I’ve decided to run in 2008.
No, not for political office. (That’s not such a stretch, since one member of my family has already run for office in the past year.) But the running I’m talking about is in the literal sense.
Running a marathon.
It’s a big deal – for me, at least. I know that people run marathons every day, and I once met a lady that ran a 50-miler. Even though she seemed nice and normal, I secretly wondered if she needed psychiatric attention for willingly putting herself through such physical torture. She said her motivation was for a cheeseburger. Now that must be the most amazing cheeseburger on the planet to inspire that kind of workout.
I digress. Back to the marathon. There are a million reasons why it’s crazy for me to run a marathon, but here are the top few:
1) I hate running. I’ve complained to everyone I know (and even people I don’t know) at some point about how I just hate to run. Some people mention a “runner’s high.” I think those people either must be lying or on drugs when they run. Though I have run at various points in my life, I’ve certainly never ran for more than 4 miles at one time, not even close to 26.2.
2) I’m not athletic. I’ve always considered myself more brains (read: geek) than brawn.
3) Most of my embarrassing moments involve some sort of running blunder. I once lost my balance once on a treadmill after closing my eyes for a brief moment (don’t ever do that, and please don’t ask me why I did), creating a commotion loud enough to command the attention of every person in the gym who stared in disbelief of my klutziness. Another running classic involved me actually vomiting after a run for a required fitness test in college, horrifying and grossing out a track full of people that I had just met. But the vomiting occurrences became a frequent part of running of these tests, so much so that my family would ask me: “Did you throw up after that one??” And then they would congratulate me if I hadn’t.
But for whatever reason, in the past couple months I’ve thought about running a marathon, and it somehow has become a goal that I can’t shake.
I thought about it a lot during our move throughout the many days of driving. At the precise moment I was wondering if I should run one, I saw a billboard advertising a local marathon. It was, quite literally, a sign. I took that to be my nudge to make it a real goal. (And thank goodness the sign wasn’t advertising a “gentleman’s club,” or my goal for 2008 might have turned out altogether different…)

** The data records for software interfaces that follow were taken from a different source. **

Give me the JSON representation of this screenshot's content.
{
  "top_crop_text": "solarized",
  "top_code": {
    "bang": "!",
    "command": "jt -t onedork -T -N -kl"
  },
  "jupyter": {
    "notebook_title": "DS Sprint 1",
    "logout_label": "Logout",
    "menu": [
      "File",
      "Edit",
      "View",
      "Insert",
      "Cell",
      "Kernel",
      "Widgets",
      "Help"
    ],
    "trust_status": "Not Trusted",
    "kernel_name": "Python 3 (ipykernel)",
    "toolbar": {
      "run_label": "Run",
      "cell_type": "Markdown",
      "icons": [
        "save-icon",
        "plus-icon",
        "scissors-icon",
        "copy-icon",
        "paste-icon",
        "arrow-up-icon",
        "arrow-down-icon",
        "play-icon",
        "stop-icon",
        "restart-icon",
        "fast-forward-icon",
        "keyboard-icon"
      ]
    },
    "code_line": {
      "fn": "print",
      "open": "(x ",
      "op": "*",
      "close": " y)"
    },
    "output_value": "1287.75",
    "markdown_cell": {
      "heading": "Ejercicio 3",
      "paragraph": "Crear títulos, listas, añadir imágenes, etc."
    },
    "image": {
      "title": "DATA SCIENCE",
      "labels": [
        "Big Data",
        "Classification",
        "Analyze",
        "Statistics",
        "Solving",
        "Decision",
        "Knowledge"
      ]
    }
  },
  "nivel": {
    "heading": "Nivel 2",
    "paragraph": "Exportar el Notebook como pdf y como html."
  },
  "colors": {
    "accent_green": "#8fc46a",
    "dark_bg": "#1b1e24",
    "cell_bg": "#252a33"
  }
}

So a marathon it is. I don’t plan to run it until next fall, giving myself plenty of time to train. Perhaps by the next presidential election I’ll have completed my goal!
[By the way, I’m Tootie, and I approve this message.]